### TASK PROMPT
Each entry below must appear in the output exactly as written.

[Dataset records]

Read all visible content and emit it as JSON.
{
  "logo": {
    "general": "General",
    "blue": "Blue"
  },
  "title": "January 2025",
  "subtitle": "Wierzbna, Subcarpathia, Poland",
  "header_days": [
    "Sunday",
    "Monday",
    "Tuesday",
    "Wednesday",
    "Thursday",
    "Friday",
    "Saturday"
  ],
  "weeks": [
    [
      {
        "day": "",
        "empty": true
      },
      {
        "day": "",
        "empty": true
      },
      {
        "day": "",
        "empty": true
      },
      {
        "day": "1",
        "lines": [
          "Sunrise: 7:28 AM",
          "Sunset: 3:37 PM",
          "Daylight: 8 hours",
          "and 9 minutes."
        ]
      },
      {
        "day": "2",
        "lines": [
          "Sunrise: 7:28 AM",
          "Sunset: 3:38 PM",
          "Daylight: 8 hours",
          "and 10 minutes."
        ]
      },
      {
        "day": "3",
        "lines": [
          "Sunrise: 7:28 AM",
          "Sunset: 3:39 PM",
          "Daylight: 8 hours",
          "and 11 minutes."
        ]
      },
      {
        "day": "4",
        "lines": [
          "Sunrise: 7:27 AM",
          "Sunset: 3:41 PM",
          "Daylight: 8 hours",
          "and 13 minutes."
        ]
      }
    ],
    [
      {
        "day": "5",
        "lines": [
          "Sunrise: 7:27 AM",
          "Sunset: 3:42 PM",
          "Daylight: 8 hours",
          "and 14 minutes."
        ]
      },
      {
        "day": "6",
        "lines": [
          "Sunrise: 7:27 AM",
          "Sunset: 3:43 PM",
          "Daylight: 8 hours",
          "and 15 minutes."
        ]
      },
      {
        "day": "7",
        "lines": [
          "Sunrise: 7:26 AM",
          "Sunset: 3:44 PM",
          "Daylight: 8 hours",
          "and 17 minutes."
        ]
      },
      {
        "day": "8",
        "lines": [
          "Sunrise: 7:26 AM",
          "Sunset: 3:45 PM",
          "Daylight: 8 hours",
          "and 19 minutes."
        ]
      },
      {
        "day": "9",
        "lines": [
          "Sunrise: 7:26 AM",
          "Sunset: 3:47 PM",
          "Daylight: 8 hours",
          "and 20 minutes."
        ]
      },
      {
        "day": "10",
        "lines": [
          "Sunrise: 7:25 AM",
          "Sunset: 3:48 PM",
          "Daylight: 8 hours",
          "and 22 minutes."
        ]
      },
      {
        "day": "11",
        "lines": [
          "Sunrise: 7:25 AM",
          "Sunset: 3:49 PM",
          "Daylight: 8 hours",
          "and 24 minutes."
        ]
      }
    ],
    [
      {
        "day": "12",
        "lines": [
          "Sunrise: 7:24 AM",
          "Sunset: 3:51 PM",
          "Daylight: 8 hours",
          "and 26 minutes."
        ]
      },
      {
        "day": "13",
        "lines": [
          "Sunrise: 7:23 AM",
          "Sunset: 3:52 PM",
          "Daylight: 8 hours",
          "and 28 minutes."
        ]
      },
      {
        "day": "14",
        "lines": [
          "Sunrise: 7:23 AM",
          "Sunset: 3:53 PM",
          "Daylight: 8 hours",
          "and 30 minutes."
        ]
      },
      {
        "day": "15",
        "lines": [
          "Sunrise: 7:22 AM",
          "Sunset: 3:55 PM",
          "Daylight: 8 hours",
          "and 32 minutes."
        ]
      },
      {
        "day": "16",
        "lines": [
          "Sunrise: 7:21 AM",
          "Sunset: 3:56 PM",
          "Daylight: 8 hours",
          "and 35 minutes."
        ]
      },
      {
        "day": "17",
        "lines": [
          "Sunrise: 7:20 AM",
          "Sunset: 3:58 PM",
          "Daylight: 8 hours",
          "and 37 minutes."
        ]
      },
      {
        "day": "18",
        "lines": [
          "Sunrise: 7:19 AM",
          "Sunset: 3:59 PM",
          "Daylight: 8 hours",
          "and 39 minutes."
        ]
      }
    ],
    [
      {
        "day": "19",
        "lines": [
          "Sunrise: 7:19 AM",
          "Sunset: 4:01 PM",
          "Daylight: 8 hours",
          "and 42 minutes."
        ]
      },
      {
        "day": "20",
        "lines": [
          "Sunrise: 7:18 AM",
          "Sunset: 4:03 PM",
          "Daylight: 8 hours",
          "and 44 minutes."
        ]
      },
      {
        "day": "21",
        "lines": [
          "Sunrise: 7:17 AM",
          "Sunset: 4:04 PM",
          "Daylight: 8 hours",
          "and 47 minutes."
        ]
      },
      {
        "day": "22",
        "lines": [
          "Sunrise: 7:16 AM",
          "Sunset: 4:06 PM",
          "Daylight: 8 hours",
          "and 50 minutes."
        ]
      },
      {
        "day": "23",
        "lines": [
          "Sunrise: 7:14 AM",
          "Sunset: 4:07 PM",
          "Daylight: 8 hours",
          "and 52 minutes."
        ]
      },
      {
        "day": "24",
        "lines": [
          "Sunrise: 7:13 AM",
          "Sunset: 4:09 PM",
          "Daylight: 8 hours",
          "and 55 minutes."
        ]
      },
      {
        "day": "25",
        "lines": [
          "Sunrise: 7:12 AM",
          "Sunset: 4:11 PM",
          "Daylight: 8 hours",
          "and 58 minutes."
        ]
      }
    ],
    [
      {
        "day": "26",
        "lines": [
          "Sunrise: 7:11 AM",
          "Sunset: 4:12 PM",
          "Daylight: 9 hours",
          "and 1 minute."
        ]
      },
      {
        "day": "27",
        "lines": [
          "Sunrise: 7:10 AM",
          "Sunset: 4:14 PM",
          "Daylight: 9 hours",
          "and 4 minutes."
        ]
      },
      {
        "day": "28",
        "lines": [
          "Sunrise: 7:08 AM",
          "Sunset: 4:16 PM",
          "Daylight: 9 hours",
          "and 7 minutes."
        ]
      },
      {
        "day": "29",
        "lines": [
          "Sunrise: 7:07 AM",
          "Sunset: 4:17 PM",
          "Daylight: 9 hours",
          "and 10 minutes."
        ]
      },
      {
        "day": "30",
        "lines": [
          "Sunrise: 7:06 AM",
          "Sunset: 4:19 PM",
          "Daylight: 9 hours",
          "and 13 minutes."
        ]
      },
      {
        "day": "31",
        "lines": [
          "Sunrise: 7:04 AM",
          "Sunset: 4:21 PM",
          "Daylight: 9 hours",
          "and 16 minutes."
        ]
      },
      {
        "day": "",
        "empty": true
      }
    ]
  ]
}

### SOLVED EXERCISE
Read all visible content and emit it as JSON.
{
  "logo": {
    "general": "General",
    "blue": "Blue"
  },
  "title": "January 2025",
  "subtitle": "Wierzbna, Subcarpathia, Poland",
  "header_days": [
    "Sunday",
    "Monday",
    "Tuesday",
    "Wednesday",
    "Thursday",
    "Friday",
    "Saturday"
  ],
  "weeks": [
    [
      {
        "day": "",
        "empty": true
      },
      {
        "day": "",
        "empty": true
      },
      {
        "day": "",
        "empty": true
      },
      {
        "day": "1",
        "lines": [
          "Sunrise: 7:28 AM",
          "Sunset: 3:37 PM",
          "Daylight: 8 hours",
          "and 9 minutes."
        ]
      },
      {
        "day": "2",
        "lines": [
          "Sunrise: 7:28 AM",
          "Sunset: 3:38 PM",
          "Daylight: 8 hours",
          "and 10 minutes."
        ]
      },
      {
        "day": "3",
        "lines": [
          "Sunrise: 7:28 AM",
          "Sunset: 3:39 PM",
          "Daylight: 8 hours",
          "and 11 minutes."
        ]
      },
      {
        "day": "4",
        "lines": [
          "Sunrise: 7:27 AM",
          "Sunset: 3:41 PM",
          "Daylight: 8 hours",
          "and 13 minutes."
        ]
      }
    ],
    [
      {
        "day": "5",
        "lines": [
          "Sunrise: 7:27 AM",
          "Sunset: 3:42 PM",
          "Daylight: 8 hours",
          "and 14 minutes."
        ]
      },
      {
        "day": "6",
        "lines": [
          "Sunrise: 7:27 AM",
          "Sunset: 3:43 PM",
          "Daylight: 8 hours",
          "and 15 minutes."
        ]
      },
      {
        "day": "7",
        "lines": [
          "Sunrise: 7:26 AM",
          "Sunset: 3:44 PM",
          "Daylight: 8 hours",
          "and 17 minutes."
        ]
      },
      {
        "day": "8",
        "lines": [
          "Sunrise: 7:26 AM",
          "Sunset: 3:45 PM",
          "Daylight: 8 hours",
          "and 19 minutes."
        ]
      },
      {
        "day": "9",
        "lines": [
          "Sunrise: 7:26 AM",
          "Sunset: 3:47 PM",
          "Daylight: 8 hours",
          "and 20 minutes."
        ]
      },
      {
        "day": "10",
        "lines": [
          "Sunrise: 7:25 AM",
          "Sunset: 3:48 PM",
          "Daylight: 8 hours",
          "and 22 minutes."
        ]
      },
      {
        "day": "11",
        "lines": [
          "Sunrise: 7:25 AM",
          "Sunset: 3:49 PM",
          "Daylight: 8 hours",
          "and 24 minutes."
        ]
      }
    ],
    [
      {
        "day": "12",
        "lines": [
          "Sunrise: 7:24 AM",
          "Sunset: 3:51 PM",
          "Daylight: 8 hours",
          "and 26 minutes."
        ]
      },
      {
        "day": "13",
        "lines": [
          "Sunrise: 7:23 AM",
          "Sunset: 3:52 PM",
          "Daylight: 8 hours",
          "and 28 minutes."
        ]
      },
      {
        "day": "14",
        "lines": [
          "Sunrise: 7:23 AM",
          "Sunset: 3:53 PM",
          "Daylight: 8 hours",
          "and 30 minutes."
        ]
      },
      {
        "day": "15",
        "lines": [
          "Sunrise: 7:22 AM",
          "Sunset: 3:55 PM",
          "Daylight: 8 hours",
          "and 32 minutes."
        ]
      },
      {
        "day": "16",
        "lines": [
          "Sunrise: 7:21 AM",
          "Sunset: 3:56 PM",
          "Daylight: 8 hours",
          "and 35 minutes."
        ]
      },
      {
        "day": "17",
        "lines": [
          "Sunrise: 7:20 AM",
          "Sunset: 3:58 PM",
          "Daylight: 8 hours",
          "and 37 minutes."
        ]
      },
      {
        "day": "18",
        "lines": [
          "Sunrise: 7:19 AM",
          "Sunset: 3:59 PM",
          "Daylight: 8 hours",
          "and 39 minutes."
        ]
      }
    ],
    [
      {
        "day": "19",
        "lines": [
          "Sunrise: 7:19 AM",
          "Sunset: 4:01 PM",
          "Daylight: 8 hours",
          "and 42 minutes."
        ]
      },
      {
        "day": "20",
        "lines": [
          "Sunrise: 7:18 AM",
          "Sunset: 4:03 PM",
          "Daylight: 8 hours",
          "and 44 minutes."
        ]
      },
      {
        "day": "21",
        "lines": [
          "Sunrise: 7:17 AM",
          "Sunset: 4:04 PM",
          "Daylight: 8 hours",
          "and 47 minutes."
        ]
      },
      {
        "day": "22",
        "lines": [
          "Sunrise: 7:16 AM",
          "Sunset: 4:06 PM",
          "Daylight: 8 hours",
          "and 50 minutes."
        ]
      },
      {
        "day": "23",
        "lines": [
          "Sunrise: 7:14 AM",
          "Sunset: 4:07 PM",
          "Daylight: 8 hours",
          "and 52 minutes."
        ]
      },
      {
        "day": "24",
        "lines": [
          "Sunrise: 7:13 AM",
          "Sunset: 4:09 PM",
          "Daylight: 8 hours",
          "and 55 minutes."
        ]
      },
      {
        "day": "25",
        "lines": [
          "Sunrise: 7:12 AM",
          "Sunset: 4:11 PM",
          "Daylight: 8 hours",
          "and 58 minutes."
        ]
      }
    ],
    [
      {
        "day": "26",
        "lines": [
          "Sunrise: 7:11 AM",
          "Sunset: 4:12 PM",
          "Daylight: 9 hours",
          "and 1 minute."
        ]
      },
      {
        "day": "27",
        "lines": [
          "Sunrise: 7:10 AM",
          "Sunset: 4:14 PM",
          "Daylight: 9 hours",
          "and 4 minutes."
        ]
      },
      {
        "day": "28",
        "lines": [
          "Sunrise: 7:08 AM",
          "Sunset: 4:16 PM",
          "Daylight: 9 hours",
          "and 7 minutes."
        ]
      },
      {
        "day": "29",
        "lines": [
          "Sunrise: 7:07 AM",
          "Sunset: 4:17 PM",
          "Daylight: 9 hours",
          "and 10 minutes."
        ]
      },
      {
        "day": "30",
        "lines": [
          "Sunrise: 7:06 AM",
          "Sunset: 4:19 PM",
          "Daylight: 9 hours",
          "and 13 minutes."
        ]
      },
      {
        "day": "31",
        "lines": [
          "Sunrise: 7:04 AM",
          "Sunset: 4:21 PM",
          "Daylight: 9 hours",
          "and 16 minutes."
        ]
      },
      {
        "day": "",
        "empty": true
      }
    ]
  ]
}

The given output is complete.